.. currentmodule:: oggm
.. ipython:: python :suppress: import os import numpy as np np.set_printoptions(threshold=10)
Although largely automatised, the OGGM model still requires some python scripting to prepare and run a simulation. This documentation will guide you through several examples to get you started.
Did you know that you can try OGGM in your browser before installing it on your computer? Visit :ref:`cloud` for more information.
First step: system settings for input data
OGGM will automatically download all the data it needs for a simulation at run time. You can specify where on your computer these files should be stored for later use. Let's start by opening a python interpreter and type in:
.. ipython:: python from oggm import cfg cfg.initialize()
At your very first import, this will do two things:
- It will download a small subset of data used for testing and calibration. This data is located in your home directory, in a hidden folder called .oggm.
- It will create a configuration file in your home folder, where you can
indicate where you want to store further input data. This configuration
file is also located in your home directory under the name
To locate this config file, you can type:
.. ipython:: python cfg.CONFIG_FILE
See :ref:`input-data` for an explanation of these entries.

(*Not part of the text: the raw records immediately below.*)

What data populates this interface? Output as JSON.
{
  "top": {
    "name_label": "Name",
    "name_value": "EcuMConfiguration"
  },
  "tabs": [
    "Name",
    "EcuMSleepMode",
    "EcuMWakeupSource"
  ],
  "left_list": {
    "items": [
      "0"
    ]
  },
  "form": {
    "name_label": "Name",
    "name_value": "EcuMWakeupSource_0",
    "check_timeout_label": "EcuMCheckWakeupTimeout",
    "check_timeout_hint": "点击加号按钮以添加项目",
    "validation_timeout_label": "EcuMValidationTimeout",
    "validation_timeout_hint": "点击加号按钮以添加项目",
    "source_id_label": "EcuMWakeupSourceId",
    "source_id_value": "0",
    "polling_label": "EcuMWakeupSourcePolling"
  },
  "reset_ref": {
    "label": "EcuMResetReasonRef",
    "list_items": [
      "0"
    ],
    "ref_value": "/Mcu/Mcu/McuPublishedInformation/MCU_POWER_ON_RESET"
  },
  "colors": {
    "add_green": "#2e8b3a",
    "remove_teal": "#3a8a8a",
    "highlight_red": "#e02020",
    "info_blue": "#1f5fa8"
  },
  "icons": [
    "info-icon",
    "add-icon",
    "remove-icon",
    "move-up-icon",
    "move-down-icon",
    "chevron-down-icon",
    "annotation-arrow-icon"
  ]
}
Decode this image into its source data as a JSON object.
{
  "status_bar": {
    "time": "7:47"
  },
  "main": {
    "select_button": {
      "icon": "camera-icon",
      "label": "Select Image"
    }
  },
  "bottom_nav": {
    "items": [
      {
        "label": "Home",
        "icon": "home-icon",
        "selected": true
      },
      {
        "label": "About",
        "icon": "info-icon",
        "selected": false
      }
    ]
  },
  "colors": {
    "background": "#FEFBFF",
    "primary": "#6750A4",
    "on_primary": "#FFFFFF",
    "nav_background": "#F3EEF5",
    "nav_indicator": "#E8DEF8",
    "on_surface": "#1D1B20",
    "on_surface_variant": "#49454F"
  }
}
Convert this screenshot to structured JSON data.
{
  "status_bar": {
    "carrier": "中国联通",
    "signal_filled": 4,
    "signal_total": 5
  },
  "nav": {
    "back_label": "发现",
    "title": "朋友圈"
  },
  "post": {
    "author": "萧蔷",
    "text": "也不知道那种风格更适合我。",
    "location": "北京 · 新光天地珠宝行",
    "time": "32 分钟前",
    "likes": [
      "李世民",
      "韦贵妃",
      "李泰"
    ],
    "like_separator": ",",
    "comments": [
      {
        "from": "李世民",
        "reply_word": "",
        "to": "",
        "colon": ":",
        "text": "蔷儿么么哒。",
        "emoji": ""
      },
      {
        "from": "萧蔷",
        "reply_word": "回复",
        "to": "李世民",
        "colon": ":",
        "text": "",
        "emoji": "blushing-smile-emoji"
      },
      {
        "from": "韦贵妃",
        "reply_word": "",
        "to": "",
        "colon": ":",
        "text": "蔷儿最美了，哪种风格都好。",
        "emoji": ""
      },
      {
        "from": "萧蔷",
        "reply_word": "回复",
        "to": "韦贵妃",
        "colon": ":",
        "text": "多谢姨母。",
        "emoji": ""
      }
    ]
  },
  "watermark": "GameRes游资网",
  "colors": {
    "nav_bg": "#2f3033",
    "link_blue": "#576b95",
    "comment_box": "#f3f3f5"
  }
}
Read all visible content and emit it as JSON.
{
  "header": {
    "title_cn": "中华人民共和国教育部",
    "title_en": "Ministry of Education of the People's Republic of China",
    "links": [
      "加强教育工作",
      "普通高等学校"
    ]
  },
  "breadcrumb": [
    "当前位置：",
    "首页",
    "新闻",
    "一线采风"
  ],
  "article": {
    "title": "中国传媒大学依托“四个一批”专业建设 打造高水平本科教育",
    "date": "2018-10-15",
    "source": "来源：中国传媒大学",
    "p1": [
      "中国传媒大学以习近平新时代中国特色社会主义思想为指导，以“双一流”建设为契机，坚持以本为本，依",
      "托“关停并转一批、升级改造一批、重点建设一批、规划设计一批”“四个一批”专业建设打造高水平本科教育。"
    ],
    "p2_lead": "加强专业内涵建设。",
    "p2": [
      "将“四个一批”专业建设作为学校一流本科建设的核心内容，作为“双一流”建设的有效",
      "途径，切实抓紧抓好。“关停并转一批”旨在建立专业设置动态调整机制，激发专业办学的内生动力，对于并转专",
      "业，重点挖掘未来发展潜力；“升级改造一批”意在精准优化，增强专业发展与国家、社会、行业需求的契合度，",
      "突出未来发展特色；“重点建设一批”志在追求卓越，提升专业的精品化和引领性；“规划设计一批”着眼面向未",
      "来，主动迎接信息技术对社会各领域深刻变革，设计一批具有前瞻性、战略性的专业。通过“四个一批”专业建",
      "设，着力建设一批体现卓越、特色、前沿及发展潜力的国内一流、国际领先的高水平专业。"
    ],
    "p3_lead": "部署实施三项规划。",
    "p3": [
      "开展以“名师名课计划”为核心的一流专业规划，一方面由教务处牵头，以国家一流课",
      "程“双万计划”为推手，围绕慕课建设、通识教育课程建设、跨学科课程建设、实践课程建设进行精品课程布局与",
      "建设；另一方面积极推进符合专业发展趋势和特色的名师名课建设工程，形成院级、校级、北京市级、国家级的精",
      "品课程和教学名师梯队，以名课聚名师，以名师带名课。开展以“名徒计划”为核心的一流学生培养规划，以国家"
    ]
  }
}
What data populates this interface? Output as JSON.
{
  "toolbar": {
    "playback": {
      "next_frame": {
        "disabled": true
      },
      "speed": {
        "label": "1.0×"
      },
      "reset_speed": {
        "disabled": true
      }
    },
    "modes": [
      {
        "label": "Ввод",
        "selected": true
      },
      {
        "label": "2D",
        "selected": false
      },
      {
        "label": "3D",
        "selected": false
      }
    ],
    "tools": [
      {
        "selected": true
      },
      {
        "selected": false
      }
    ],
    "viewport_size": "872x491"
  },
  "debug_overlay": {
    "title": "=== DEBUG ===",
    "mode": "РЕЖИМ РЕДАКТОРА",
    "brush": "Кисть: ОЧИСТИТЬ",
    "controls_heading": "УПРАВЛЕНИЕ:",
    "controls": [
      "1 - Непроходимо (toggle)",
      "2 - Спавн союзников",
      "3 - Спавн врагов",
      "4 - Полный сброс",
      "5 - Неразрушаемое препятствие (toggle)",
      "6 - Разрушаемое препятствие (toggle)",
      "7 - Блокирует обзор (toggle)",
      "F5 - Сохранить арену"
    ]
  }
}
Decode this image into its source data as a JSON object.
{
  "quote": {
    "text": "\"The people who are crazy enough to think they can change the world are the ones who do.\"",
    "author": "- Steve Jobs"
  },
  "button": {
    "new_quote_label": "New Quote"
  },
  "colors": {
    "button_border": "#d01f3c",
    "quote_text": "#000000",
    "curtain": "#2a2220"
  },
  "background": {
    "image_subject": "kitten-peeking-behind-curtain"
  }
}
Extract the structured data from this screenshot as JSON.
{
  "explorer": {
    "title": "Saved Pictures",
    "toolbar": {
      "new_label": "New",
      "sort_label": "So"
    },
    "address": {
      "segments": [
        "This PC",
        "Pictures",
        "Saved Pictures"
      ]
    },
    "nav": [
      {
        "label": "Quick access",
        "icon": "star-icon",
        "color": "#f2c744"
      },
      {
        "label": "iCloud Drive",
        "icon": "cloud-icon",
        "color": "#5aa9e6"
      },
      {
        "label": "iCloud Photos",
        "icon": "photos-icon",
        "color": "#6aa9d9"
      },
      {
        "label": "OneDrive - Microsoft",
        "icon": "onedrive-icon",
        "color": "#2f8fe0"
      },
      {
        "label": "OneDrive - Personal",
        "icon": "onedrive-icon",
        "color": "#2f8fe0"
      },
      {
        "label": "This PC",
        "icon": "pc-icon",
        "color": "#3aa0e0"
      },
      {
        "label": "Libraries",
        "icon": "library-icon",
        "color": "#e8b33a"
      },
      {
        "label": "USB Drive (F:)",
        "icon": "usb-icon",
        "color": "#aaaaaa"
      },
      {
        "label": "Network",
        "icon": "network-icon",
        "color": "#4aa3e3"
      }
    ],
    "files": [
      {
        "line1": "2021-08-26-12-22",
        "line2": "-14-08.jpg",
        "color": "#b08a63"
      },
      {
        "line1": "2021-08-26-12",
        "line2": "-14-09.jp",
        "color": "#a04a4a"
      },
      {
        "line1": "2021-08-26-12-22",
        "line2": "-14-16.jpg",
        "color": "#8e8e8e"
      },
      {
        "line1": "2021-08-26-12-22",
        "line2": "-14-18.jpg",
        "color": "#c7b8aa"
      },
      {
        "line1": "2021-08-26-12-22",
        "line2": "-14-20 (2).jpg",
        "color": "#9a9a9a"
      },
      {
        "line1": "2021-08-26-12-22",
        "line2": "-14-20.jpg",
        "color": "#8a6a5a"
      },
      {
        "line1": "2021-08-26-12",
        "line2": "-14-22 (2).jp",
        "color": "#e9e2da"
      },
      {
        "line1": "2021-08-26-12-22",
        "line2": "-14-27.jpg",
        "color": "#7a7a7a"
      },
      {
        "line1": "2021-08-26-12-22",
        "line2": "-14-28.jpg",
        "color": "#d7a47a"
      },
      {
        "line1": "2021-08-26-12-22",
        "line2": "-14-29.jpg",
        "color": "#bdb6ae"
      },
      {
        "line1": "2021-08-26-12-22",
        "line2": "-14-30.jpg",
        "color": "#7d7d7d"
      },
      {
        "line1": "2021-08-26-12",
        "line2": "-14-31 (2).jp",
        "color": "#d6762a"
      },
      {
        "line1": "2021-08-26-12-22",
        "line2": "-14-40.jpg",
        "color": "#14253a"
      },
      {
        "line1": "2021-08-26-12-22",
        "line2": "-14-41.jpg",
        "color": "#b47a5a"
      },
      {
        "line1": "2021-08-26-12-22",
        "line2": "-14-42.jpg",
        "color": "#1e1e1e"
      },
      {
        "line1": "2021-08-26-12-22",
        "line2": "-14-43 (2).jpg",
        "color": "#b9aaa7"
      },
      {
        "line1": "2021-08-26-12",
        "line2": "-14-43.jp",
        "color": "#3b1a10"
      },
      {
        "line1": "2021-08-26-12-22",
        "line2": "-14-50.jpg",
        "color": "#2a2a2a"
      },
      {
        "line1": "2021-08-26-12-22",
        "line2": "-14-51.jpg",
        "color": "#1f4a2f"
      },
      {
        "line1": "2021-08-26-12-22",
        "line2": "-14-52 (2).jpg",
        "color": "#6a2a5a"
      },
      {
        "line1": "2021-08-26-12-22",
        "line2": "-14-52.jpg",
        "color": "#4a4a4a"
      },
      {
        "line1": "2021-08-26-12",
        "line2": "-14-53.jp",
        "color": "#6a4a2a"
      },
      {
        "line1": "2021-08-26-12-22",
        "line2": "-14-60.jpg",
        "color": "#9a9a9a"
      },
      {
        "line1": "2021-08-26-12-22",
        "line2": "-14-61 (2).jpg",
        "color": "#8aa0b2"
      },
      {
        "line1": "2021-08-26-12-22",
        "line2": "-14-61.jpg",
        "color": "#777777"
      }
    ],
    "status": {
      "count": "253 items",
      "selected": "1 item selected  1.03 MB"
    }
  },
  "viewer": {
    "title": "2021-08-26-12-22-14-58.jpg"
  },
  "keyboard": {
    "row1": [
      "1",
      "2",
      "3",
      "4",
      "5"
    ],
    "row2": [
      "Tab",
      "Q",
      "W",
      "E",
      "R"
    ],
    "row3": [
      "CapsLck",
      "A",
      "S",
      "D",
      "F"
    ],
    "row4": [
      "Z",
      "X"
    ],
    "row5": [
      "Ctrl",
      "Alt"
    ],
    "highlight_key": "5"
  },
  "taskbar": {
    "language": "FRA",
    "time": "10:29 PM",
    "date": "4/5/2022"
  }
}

The default settings will probably work for you, but we recommend to have a look at this file and set the paths to a directory where enough space is available: a minimum of 8 Gb for all climate data and glacier outlines is necessary. Topography data can quickly grow to several Gb as well, even for regional runs.
For a step by step tutorial of the entire OGGM workflow, download and run the :download:`getting started <https://raw.githubusercontent.com/OGGM/oggm-edu-notebooks/master/oggm-tuto/getting_started.ipynb>` jupyter notebook (right-click -> "Save link as").
Alternatively, you can try OGGM directly in your browser without having to install anything! Click on the button below:
OGGM run scripts
Refer to :ref:`run-set-up` for real-world applications.